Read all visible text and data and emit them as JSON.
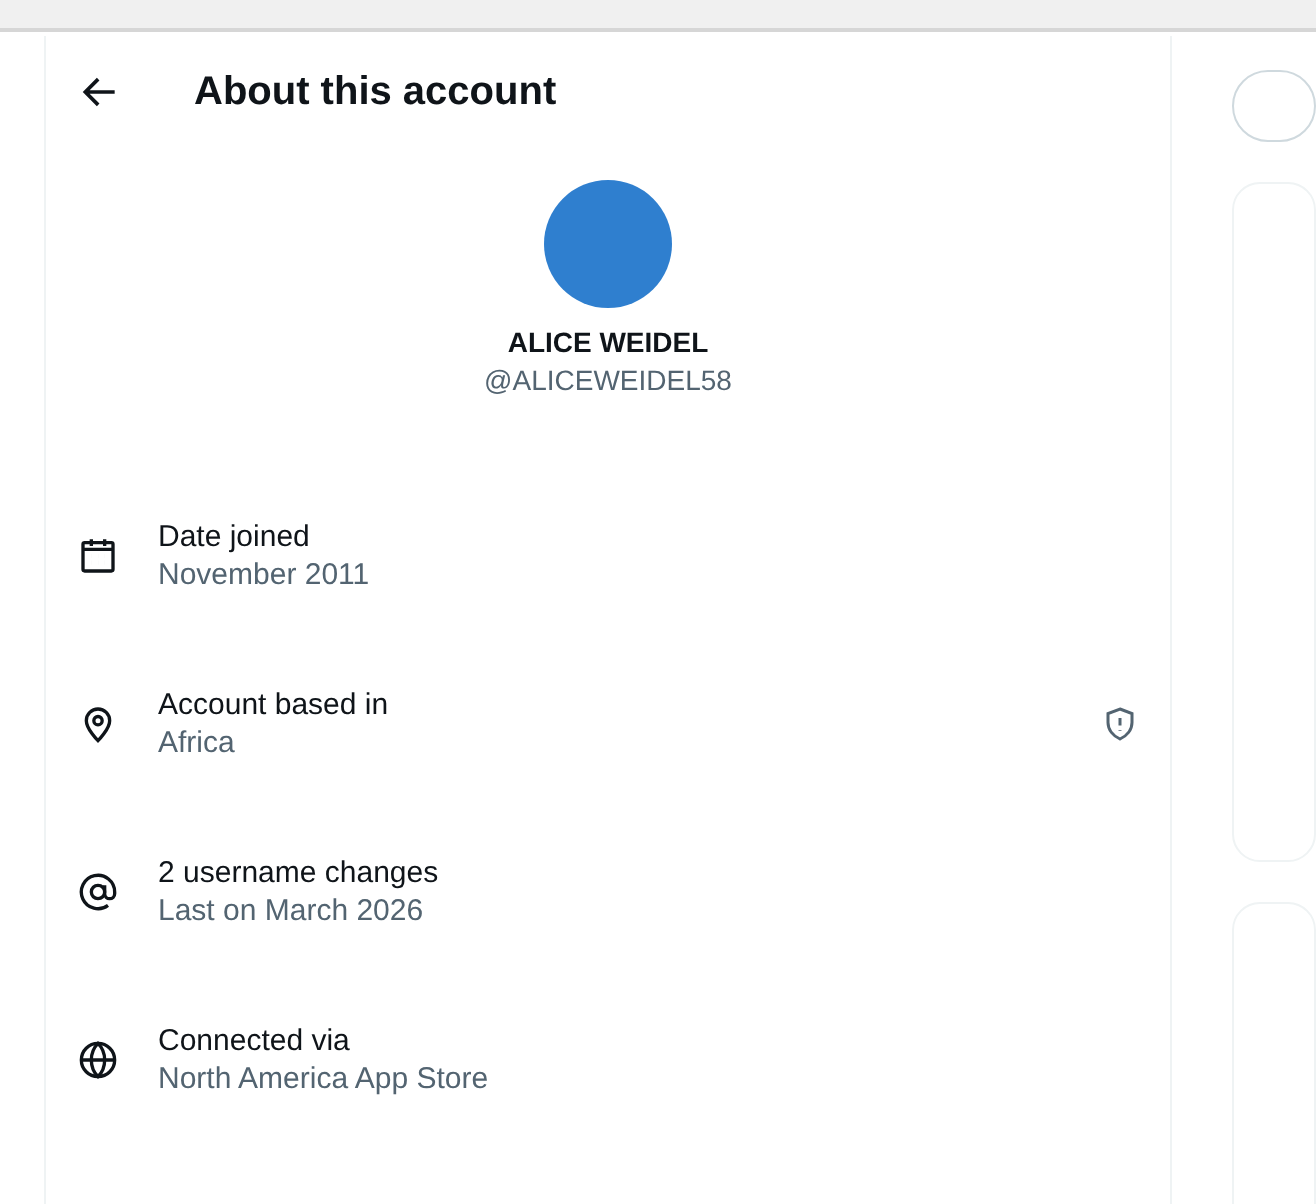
{
  "header": {
    "title": "About this account"
  },
  "profile": {
    "name": "ALICE WEIDEL",
    "handle": "@ALICEWEIDEL58"
  },
  "details": [
    {
      "kind": "calendar",
      "label": "Date joined",
      "value": "November 2011",
      "notice": false
    },
    {
      "kind": "location",
      "label": "Account based in",
      "value": "Africa",
      "notice": true
    },
    {
      "kind": "at",
      "label": "2 username changes",
      "value": "Last on March 2026",
      "notice": false
    },
    {
      "kind": "globe",
      "label": "Connected via",
      "value": "North America App Store",
      "notice": false
    }
  ]
}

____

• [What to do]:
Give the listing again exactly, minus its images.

• [Expected answer]:
Read all visible text and data and emit them as JSON.
{
  "header": {
    "title": "About this account"
  },
  "profile": {
    "name": "ALICE WEIDEL",
    "handle": "@ALICEWEIDEL58"
  },
  "details": [
    {
      "kind": "calendar",
      "label": "Date joined",
      "value": "November 2011",
      "notice": false
    },
    {
      "kind": "location",
      "label": "Account based in",
      "value": "Africa",
      "notice": true
    },
    {
      "kind": "at",
      "label": "2 username changes",
      "value": "Last on March 2026",
      "notice": false
    },
    {
      "kind": "globe",
      "label": "Connected via",
      "value": "North America App Store",
      "notice": false
    }
  ]
}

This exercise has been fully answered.